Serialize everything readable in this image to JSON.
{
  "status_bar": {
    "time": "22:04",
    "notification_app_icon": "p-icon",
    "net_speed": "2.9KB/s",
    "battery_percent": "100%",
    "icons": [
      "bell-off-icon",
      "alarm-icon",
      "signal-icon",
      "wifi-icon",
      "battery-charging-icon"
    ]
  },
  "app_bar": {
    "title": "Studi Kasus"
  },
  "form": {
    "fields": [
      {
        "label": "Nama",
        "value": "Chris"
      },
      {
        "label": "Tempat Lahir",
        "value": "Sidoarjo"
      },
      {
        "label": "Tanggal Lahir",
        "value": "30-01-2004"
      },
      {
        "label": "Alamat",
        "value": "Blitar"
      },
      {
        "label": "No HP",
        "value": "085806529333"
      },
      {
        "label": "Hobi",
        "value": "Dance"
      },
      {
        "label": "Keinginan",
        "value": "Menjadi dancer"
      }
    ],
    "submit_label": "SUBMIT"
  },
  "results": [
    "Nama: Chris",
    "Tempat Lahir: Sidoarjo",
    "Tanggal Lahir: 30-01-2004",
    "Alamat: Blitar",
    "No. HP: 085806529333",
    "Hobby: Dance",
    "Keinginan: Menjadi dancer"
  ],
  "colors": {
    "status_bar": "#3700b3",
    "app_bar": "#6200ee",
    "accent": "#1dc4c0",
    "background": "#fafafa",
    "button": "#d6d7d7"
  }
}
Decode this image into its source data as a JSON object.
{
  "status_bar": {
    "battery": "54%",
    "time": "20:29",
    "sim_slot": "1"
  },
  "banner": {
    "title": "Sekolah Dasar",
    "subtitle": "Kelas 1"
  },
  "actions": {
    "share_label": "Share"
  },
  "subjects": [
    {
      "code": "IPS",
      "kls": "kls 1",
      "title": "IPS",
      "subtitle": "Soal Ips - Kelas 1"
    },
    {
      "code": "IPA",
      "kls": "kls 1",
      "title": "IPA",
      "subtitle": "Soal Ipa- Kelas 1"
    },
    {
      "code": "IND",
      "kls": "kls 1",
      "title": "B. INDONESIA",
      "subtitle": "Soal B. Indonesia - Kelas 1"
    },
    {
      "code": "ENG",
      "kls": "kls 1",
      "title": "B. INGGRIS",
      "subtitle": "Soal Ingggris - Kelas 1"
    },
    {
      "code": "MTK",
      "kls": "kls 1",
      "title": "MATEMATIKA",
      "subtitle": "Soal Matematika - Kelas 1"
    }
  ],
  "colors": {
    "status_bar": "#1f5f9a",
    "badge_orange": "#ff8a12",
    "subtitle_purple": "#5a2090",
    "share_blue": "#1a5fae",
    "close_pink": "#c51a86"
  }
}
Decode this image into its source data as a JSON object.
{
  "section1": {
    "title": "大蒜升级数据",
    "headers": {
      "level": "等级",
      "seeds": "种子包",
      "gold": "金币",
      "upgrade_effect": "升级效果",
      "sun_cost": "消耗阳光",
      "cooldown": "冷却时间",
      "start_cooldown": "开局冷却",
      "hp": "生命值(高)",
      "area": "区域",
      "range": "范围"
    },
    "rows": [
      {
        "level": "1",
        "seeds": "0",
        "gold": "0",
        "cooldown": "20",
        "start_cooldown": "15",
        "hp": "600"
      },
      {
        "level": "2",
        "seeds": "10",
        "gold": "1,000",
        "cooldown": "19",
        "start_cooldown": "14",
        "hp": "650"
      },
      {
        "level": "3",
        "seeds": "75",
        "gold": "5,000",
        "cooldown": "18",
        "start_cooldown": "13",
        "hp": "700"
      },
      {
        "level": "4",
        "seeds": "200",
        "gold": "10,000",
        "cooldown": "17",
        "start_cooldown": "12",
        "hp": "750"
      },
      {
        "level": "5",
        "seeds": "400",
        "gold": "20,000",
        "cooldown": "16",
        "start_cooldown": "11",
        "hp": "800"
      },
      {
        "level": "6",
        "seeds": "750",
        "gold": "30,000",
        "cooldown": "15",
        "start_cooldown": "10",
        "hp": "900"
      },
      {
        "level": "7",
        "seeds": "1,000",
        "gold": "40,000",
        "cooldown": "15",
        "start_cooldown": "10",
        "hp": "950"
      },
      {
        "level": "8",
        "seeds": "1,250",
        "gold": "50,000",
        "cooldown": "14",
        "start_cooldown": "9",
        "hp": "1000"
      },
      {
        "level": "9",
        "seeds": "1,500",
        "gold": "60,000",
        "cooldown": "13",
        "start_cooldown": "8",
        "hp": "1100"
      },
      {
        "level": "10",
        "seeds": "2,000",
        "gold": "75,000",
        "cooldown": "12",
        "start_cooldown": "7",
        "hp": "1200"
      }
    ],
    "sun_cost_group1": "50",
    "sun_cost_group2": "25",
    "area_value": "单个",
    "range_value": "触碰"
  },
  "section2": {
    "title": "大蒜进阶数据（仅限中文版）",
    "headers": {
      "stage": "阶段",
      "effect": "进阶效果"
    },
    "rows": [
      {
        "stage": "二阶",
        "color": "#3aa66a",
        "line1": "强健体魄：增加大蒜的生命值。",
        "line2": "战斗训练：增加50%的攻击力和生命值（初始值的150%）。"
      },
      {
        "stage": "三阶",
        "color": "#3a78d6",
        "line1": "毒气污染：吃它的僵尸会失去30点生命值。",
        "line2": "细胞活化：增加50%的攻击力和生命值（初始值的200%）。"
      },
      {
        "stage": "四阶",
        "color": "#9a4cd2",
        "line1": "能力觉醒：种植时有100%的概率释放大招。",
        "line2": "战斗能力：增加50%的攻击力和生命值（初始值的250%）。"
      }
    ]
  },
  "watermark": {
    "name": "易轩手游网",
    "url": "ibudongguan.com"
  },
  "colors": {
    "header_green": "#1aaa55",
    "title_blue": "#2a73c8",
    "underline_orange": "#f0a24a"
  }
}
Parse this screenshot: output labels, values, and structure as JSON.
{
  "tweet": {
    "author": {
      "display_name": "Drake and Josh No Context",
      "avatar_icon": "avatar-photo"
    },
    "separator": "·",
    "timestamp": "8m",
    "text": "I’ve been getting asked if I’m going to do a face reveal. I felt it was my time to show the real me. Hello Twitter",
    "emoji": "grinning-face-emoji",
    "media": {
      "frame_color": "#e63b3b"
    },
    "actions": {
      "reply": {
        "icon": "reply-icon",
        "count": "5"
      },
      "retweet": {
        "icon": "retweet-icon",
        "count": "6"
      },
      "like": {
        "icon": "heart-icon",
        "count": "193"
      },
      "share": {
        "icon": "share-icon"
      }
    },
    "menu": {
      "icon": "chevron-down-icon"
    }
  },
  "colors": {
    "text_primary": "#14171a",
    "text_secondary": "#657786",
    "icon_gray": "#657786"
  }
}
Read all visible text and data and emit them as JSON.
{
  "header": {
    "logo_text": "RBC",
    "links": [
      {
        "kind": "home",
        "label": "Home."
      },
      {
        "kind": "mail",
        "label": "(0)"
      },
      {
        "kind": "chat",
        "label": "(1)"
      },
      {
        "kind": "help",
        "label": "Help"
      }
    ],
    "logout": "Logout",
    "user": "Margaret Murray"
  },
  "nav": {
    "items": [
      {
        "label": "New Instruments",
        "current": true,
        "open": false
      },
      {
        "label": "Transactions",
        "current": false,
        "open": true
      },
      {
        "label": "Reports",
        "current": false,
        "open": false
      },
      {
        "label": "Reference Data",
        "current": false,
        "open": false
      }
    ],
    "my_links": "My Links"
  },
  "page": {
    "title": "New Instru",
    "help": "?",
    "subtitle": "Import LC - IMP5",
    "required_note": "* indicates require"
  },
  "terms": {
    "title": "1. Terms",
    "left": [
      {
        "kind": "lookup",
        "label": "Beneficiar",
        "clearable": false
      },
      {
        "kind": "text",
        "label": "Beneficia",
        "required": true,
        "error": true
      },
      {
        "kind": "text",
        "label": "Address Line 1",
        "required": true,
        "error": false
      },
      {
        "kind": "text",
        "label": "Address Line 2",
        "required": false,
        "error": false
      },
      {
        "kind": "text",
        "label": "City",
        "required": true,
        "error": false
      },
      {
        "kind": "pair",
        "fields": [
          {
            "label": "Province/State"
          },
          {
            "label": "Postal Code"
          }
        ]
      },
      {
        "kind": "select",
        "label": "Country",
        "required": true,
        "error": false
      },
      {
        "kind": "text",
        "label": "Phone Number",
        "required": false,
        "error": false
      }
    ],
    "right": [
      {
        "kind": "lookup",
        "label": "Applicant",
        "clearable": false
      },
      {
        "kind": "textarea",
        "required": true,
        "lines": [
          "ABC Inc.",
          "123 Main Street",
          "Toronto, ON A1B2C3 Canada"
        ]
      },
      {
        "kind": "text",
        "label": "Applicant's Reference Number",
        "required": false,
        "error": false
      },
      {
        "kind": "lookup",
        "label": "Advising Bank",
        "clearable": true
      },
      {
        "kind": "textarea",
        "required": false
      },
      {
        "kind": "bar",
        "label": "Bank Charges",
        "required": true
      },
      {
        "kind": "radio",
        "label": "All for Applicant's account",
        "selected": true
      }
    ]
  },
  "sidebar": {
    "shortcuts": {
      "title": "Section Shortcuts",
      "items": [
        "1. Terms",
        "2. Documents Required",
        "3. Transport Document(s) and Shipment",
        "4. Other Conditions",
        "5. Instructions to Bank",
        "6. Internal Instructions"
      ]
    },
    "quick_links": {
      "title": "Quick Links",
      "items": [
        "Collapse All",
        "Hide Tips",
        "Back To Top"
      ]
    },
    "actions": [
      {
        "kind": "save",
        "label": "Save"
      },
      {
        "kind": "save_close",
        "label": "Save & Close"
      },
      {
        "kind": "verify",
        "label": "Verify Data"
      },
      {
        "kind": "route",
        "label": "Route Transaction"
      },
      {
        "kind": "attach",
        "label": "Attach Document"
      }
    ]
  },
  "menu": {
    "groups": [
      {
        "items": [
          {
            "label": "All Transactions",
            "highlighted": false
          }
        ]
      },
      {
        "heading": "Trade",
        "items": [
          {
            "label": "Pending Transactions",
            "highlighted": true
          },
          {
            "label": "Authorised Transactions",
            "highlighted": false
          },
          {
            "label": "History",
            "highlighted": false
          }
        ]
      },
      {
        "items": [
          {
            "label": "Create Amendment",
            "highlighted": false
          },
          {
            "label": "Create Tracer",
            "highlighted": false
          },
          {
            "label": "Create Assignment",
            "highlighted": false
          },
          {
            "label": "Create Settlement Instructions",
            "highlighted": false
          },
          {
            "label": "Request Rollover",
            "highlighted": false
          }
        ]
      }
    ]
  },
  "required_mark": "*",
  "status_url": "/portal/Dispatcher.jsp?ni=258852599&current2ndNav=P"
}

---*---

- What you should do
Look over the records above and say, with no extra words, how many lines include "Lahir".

- Reply to the task
4